The disease, once confined to a corner of southwest England, is spreading, and the National Farmers’ Union says the number of cases will double in a decade if nothing is done.
But so far no remedy has been found. There is no cattle vaccine effective enough to have been approved by European authorities. There is a vaccine for badgers but it must be administered by injection, so a large-scale vaccination program for the elusive underground dwellers would be a challenge.
That leaves culling.
“At the moment it’s the only tool in the box,” said Adam Quinney, a beef farmer and vice president of the National Farmers’ Union.
He says animal welfare groups don’t have a monopoly on caring about animals.
“I grew up getting up early in the morning to watch the badgers on our farm,” Quinney said. “It’s not that we hate badgers — it’s TB that we hate.”
The shooting, carried out by specially licensed farmers and other locals, is expected to begin within weeks in the western England county of Gloucestershire.
Brian May: Badger’s best friend
Rock god, astrophysicist – and now animal-rights campaigner. His is a career like no other
SATURDAY 22 SEPTEMBER 2012
Anti-badger culling petition passes 100,000-signature milestone
Campaigners hope for parliamentary debate on pilot cull of protected animals now that numerical threshold is reached
, Monday 24 September 2012 18.53 BST
Brian May launches the national Team Badger campaign in west London on 19 September. Photograph: Joel Ryan/AP
More than 100,000 people have signed a petition against a cull of badgers that is intended to tackle tuberculosis in cattle, in an attempt to prompt a parliamentary debate on it.
The e-petition was launched by the Queen guitarist, Brian May, last week as part of the Team Badger campaign, after the first licence to kill the protected wild animal was issued for a pilot cull in Gloucestershire.
Reaching the 100,000-signature milestone means the issue could be debated in parliament, although this is not automatic.
Campaigners are angry over the government's decision to push ahead with a cull of badgers, which the activists say will have an insignificant effect in reducing the disease in livestock; they want the focus to be shifted on to vaccination.
But supporters of the cull say the move is necessary in order to tackle TB in cattle because the wild animal spreads the disease to livestock, costing farmers and the taxpayer millions of pounds a year. A long-term study found that culling over a number of years on a large scale could reduce the incidence of TB in cattle herds by 16%.

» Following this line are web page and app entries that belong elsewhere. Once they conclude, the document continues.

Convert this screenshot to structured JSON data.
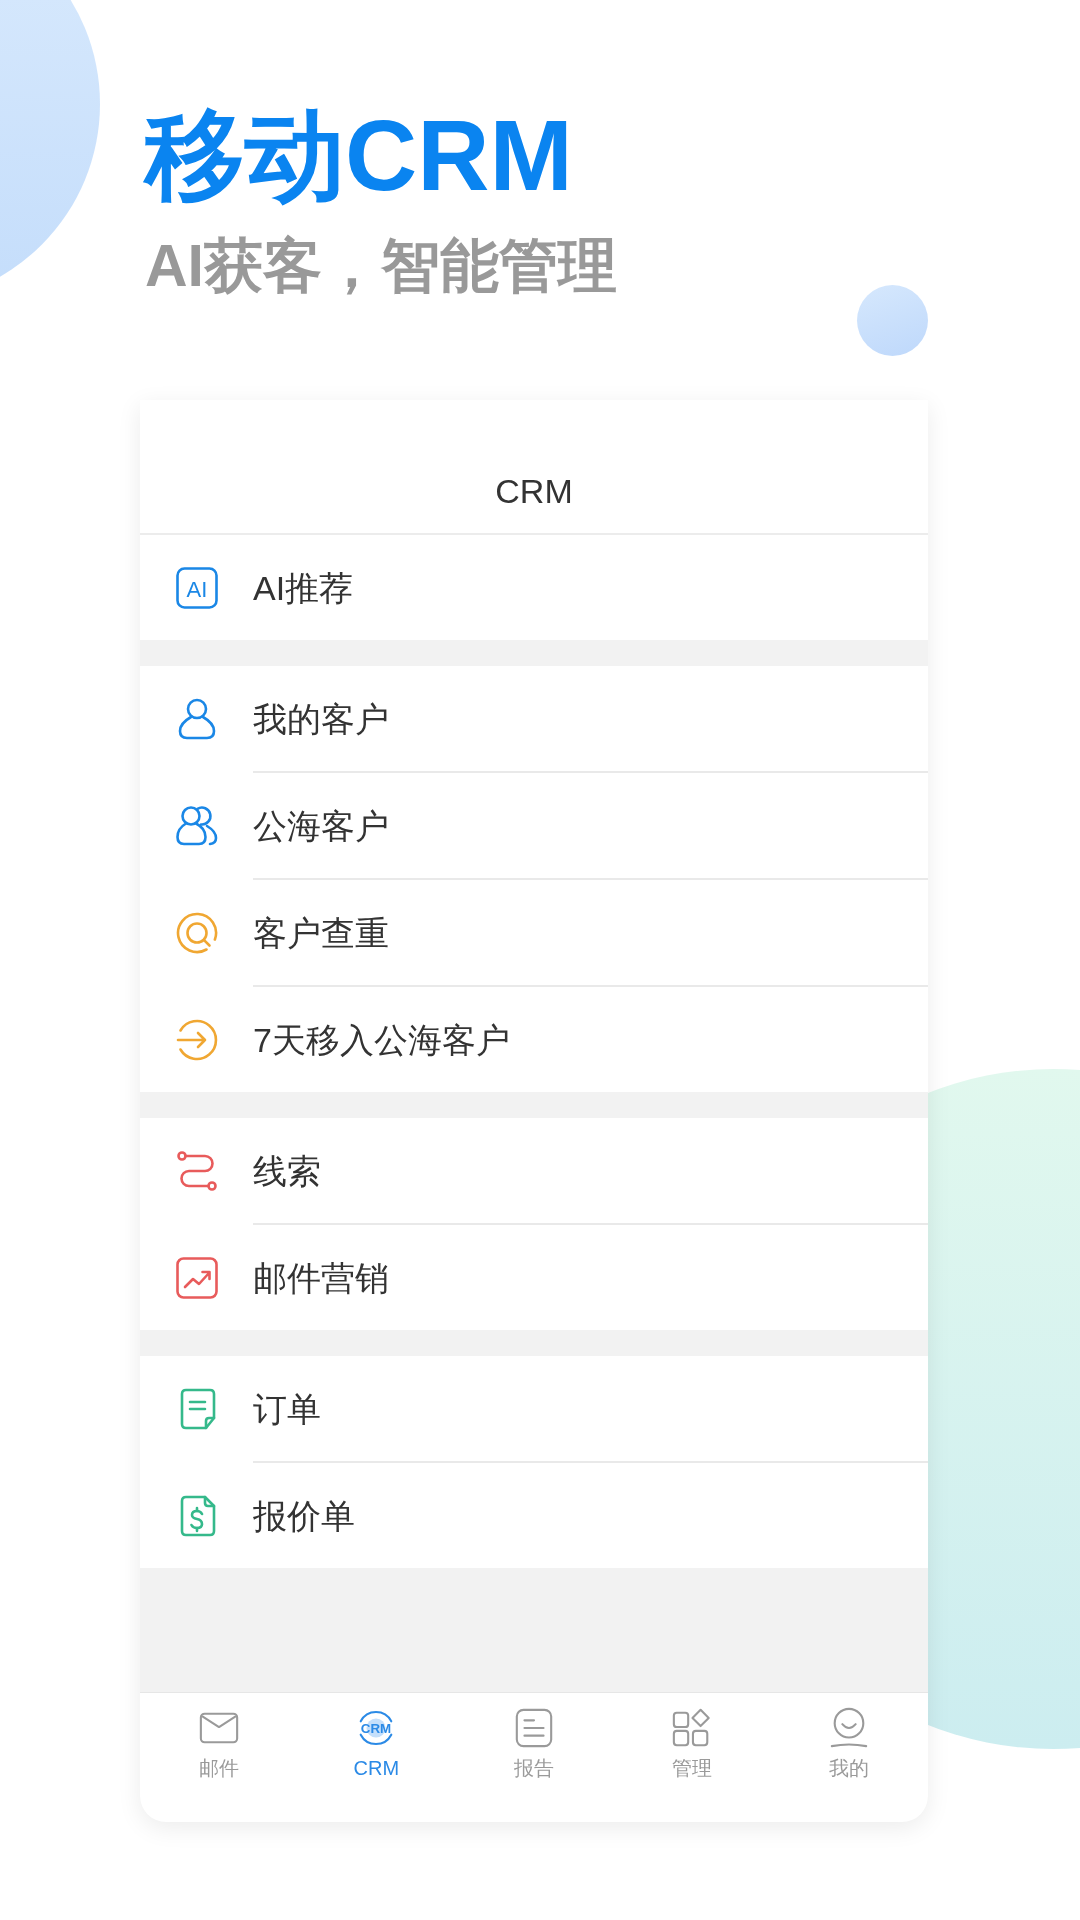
{
  "headline": "移动CRM",
  "tagline": "AI获客，智能管理",
  "screen": {
    "title": "CRM",
    "sections": [
      {
        "items": [
          {
            "label": "AI推荐",
            "color": "#1a87e6",
            "icon_text": "AI"
          }
        ]
      },
      {
        "items": [
          {
            "label": "我的客户",
            "color": "#1a87e6"
          },
          {
            "label": "公海客户",
            "color": "#1a87e6"
          },
          {
            "label": "客户查重",
            "color": "#f0a732"
          },
          {
            "label": "7天移入公海客户",
            "color": "#f0a732"
          }
        ]
      },
      {
        "items": [
          {
            "label": "线索",
            "color": "#e85b5b"
          },
          {
            "label": "邮件营销",
            "color": "#e85b5b"
          }
        ]
      },
      {
        "items": [
          {
            "label": "订单",
            "color": "#35b98b"
          },
          {
            "label": "报价单",
            "color": "#35b98b"
          }
        ]
      }
    ]
  },
  "tab_bar": [
    {
      "label": "邮件",
      "selected": false
    },
    {
      "label": "CRM",
      "selected": true,
      "icon_text": "CRM"
    },
    {
      "label": "报告",
      "selected": false
    },
    {
      "label": "管理",
      "selected": false
    },
    {
      "label": "我的",
      "selected": false
    }
  ]
}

Farmers will be licensed to shoot up to 70% of the badgers in a 300 sq km (116 sq mile) area in Gloucestershire. A second licence for a pilot cull in Somerset is still being considered.